Most studies on blood pressure (BP) have focused on high BP, whereas studies on low BP are rare. Unlike hypertension, constitutional low BP is not considered to be related to serious illness or death, and it is widely accepted that ‘the lower the BP, the better’.
However, it was not difficult to find people who complain, ‘I’m dizzy because my blood pressure is low’ or ‘I feel down because of my low blood pressure’. This raised our suspicions about the common perception that low blood pressure is not really a problem, and thus marked the beginning of our research.
Using data from the 2010-2013 Korea National Health and Nutrition survey, we compared 10,708 people with either normal or low blood pressure. Suicidal ideation was identified by asking one of two questions: “Have you ever felt inclined to commit suicide over the last year?” (2010-2012) and “Have you ever considered suicide seriously over the last year?” (2013).
The results showed that among people with normal blood pressure, the proportion of those with suicidal ideation was 10.8%. This proportion increased for people with lower blood pressures: those with systolic blood pressure (SBP) <100 mmHg the proportion was 12.5%; those with SBP <95 mmHg, 13.7%; and those with SBP <90 mmHg, 16.6%. In other words the lower the blood pressure, the higher the percentage of people with suicidal thought. Observing the distribution of low blood pressure among those with suicidal thought and those without, we came to the following assumption: Low blood pressure may explain a higher risk of suicidal thought.
Observing the distribution of low blood pressure among those with suicidal thought and those without, we came to the following assumption: Low blood pressure may explain a higher risk of suicidal thought.
We then analyzed the risk of suicidal ideation present in people with low blood pressure after controlling for potential confounding variables such as gender, age, BMI and underlying diseases.
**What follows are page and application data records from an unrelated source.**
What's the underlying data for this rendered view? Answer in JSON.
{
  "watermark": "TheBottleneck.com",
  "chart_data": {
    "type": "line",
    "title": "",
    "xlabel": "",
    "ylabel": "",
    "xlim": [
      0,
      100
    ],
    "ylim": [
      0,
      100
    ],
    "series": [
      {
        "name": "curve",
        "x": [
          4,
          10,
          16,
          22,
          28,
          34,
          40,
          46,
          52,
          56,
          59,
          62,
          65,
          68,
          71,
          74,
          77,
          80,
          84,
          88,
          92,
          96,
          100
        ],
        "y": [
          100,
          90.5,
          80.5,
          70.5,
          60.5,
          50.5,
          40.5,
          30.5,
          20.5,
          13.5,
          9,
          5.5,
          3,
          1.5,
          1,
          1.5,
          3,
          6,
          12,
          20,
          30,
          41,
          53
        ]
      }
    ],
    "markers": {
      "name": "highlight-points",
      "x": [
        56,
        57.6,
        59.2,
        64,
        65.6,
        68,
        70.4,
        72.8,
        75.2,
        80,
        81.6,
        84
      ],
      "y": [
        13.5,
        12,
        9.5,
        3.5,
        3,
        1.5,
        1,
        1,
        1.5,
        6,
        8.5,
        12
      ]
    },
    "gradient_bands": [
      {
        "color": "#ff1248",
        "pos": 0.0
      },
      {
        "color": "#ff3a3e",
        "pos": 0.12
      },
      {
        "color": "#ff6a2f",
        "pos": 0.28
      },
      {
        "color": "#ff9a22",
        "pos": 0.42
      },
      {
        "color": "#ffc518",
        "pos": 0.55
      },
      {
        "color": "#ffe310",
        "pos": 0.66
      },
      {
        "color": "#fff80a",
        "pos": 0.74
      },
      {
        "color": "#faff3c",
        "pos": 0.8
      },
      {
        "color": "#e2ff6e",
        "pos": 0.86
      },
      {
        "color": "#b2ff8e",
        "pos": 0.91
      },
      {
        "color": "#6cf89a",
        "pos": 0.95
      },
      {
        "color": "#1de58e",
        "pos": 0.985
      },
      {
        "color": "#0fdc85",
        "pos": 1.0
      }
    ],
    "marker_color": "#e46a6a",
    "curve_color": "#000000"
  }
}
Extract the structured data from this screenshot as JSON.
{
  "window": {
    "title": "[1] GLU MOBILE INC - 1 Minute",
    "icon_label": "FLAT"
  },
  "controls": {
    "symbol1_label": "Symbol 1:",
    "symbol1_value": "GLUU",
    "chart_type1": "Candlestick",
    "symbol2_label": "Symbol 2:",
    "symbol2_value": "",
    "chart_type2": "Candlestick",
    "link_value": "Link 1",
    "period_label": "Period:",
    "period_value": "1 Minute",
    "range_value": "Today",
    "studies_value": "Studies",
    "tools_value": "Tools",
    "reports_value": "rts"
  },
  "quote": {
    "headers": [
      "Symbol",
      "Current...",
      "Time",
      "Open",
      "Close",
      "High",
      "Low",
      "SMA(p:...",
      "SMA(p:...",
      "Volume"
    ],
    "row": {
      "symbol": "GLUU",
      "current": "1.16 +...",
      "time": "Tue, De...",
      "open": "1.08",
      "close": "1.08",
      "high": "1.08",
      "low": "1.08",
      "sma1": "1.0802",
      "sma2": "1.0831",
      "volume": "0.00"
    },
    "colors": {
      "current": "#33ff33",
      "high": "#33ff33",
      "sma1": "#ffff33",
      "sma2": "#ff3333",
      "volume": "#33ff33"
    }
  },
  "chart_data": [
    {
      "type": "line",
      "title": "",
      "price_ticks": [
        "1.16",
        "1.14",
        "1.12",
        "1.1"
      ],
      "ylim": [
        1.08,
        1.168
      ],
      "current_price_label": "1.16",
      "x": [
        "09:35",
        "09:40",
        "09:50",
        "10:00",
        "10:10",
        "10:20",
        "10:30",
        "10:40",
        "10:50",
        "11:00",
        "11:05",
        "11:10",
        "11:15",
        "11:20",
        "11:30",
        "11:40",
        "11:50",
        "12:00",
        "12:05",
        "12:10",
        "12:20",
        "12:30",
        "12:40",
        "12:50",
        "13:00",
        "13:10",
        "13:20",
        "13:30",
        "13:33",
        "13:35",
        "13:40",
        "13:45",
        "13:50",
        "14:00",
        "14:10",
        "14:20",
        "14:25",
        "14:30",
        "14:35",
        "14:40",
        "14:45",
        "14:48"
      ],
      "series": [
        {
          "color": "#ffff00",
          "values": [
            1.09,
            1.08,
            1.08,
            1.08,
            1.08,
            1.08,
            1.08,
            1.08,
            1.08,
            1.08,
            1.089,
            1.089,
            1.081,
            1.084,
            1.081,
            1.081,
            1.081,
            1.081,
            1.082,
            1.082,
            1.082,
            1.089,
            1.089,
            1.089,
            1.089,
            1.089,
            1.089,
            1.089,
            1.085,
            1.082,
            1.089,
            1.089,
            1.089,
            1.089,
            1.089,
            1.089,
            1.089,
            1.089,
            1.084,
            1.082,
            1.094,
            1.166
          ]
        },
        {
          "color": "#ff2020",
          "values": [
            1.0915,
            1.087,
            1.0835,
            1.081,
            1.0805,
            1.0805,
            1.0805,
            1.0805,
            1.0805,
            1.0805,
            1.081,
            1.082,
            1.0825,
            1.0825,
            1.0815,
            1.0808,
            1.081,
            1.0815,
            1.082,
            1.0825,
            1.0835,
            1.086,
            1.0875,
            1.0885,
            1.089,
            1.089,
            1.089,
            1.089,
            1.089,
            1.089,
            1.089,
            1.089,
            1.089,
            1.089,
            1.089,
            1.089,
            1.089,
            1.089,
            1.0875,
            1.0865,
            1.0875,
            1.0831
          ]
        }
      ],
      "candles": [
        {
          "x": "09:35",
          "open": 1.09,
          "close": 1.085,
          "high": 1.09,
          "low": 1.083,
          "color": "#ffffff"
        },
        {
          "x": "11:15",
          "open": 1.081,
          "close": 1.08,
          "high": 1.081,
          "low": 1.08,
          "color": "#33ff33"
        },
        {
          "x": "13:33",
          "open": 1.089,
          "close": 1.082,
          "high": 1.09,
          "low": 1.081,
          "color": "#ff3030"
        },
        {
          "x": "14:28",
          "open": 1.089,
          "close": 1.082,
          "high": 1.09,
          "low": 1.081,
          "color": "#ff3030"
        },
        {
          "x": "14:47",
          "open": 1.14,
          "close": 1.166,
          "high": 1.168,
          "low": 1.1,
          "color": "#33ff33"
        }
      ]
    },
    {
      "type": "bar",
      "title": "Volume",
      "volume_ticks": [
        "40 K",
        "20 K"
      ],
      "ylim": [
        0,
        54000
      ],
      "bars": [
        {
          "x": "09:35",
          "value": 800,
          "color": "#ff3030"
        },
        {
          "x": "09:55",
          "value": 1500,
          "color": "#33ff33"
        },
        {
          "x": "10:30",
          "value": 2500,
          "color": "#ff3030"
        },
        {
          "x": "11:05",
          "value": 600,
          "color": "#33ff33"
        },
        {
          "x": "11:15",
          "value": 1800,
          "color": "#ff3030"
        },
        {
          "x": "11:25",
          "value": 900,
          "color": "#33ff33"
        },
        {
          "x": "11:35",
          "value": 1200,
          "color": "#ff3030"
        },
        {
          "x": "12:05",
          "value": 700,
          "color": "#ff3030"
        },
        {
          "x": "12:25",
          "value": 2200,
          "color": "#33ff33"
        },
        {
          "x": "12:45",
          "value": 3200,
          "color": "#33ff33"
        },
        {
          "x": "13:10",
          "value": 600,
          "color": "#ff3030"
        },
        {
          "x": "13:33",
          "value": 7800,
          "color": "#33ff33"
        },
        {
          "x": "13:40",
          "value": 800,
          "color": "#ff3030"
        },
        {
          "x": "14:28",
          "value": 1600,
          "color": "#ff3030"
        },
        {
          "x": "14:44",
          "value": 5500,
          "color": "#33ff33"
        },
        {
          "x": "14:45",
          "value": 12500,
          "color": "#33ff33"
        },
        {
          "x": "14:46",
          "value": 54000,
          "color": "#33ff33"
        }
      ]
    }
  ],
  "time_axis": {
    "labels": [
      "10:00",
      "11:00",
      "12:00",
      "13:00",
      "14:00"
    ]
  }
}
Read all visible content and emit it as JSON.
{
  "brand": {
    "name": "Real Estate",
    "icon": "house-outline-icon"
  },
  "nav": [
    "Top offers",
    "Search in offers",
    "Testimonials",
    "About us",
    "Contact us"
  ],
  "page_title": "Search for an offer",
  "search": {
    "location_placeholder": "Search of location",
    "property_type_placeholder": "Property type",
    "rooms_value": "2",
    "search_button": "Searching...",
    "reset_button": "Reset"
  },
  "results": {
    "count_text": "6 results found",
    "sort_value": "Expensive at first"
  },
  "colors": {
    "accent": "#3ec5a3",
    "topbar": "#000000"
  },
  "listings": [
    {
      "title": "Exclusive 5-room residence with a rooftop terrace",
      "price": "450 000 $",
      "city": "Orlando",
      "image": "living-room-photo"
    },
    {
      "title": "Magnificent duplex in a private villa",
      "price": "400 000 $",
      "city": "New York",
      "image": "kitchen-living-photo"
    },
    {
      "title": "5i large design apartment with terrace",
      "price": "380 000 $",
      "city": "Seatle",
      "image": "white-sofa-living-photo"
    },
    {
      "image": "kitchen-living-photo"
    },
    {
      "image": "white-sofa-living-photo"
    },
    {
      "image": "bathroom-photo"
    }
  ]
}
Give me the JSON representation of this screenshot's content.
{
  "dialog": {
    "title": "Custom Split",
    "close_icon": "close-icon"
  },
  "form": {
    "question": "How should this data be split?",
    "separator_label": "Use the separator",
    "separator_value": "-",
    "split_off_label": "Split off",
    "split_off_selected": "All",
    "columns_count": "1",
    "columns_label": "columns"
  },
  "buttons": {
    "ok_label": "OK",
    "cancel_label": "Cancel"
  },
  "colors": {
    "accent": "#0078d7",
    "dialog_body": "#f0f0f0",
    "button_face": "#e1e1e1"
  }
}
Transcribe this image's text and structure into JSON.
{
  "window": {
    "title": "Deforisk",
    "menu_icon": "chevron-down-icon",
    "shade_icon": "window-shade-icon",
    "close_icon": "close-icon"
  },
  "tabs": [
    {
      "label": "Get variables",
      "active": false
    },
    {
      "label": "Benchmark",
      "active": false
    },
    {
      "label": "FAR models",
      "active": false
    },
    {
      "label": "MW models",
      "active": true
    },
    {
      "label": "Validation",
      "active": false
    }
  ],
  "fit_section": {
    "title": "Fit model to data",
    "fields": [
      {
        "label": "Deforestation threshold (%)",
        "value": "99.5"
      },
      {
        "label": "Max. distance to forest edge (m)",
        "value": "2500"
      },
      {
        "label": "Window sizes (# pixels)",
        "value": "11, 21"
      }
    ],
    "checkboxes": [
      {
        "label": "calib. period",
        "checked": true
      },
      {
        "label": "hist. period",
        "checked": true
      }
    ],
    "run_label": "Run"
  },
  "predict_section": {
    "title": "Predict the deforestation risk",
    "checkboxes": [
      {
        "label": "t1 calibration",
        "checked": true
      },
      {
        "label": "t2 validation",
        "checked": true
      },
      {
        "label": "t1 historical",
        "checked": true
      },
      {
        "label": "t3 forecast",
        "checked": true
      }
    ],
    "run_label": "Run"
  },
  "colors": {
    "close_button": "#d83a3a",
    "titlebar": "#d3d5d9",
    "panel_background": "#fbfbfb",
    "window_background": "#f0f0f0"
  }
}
As a result, people with a systolic blood pressure lower than 100 mmHg were shown to have more than 25% higher odds of suicide ideation than those with normal blood pressure.
We also found that increasing the strictness of the criteria for low BP led to a more pronounced tendency towards suicidal ideation. That is, the odds of suicidal ideation for the low blood pressure group with a cut-off value of SBP< 95 mmHg and SBP <90 mmHg was 43% and 74% higher, respectively, than that of the normal pressure group.
In addition to looking at low blood pressure, we also investigated the risk of suicidal thought at high blood pressure. However, there were no statistically significant differences between the risk of suicidal ideation among the higher blood pressure groups (pre-hypertensive and hypertensive) and that of the normotensive group. Therefore, low blood pressure may pose its own different health issues in comparison to high blood pressure. Our study hereby challenges the perception that, in terms of mental health, lower blood pressure is always better.
Nevertheless, this study is a cross-sectional study and cannot verify the causal relationship between low blood pressure and suicidal ideation. The study’s use of self-reported survey data may have introduced information and recall bias. As only levels of systolic blood pressure were used to define low blood pressure, future studies are needed to explore the relationship between suicidal ideation and diastolic blood pressure. Further research is also needed into the possible biological mechanisms that may explain the association between blood pressure and suicidal ideation.
This study is the first to investigate the association between low BP and suicidal ideation, which is an indicator of a negative psychiatric state, and thus underscores the need to re-evaluate the health implications of low BP. This may also call for careful monitoring of the mental health conditions of those with low BP.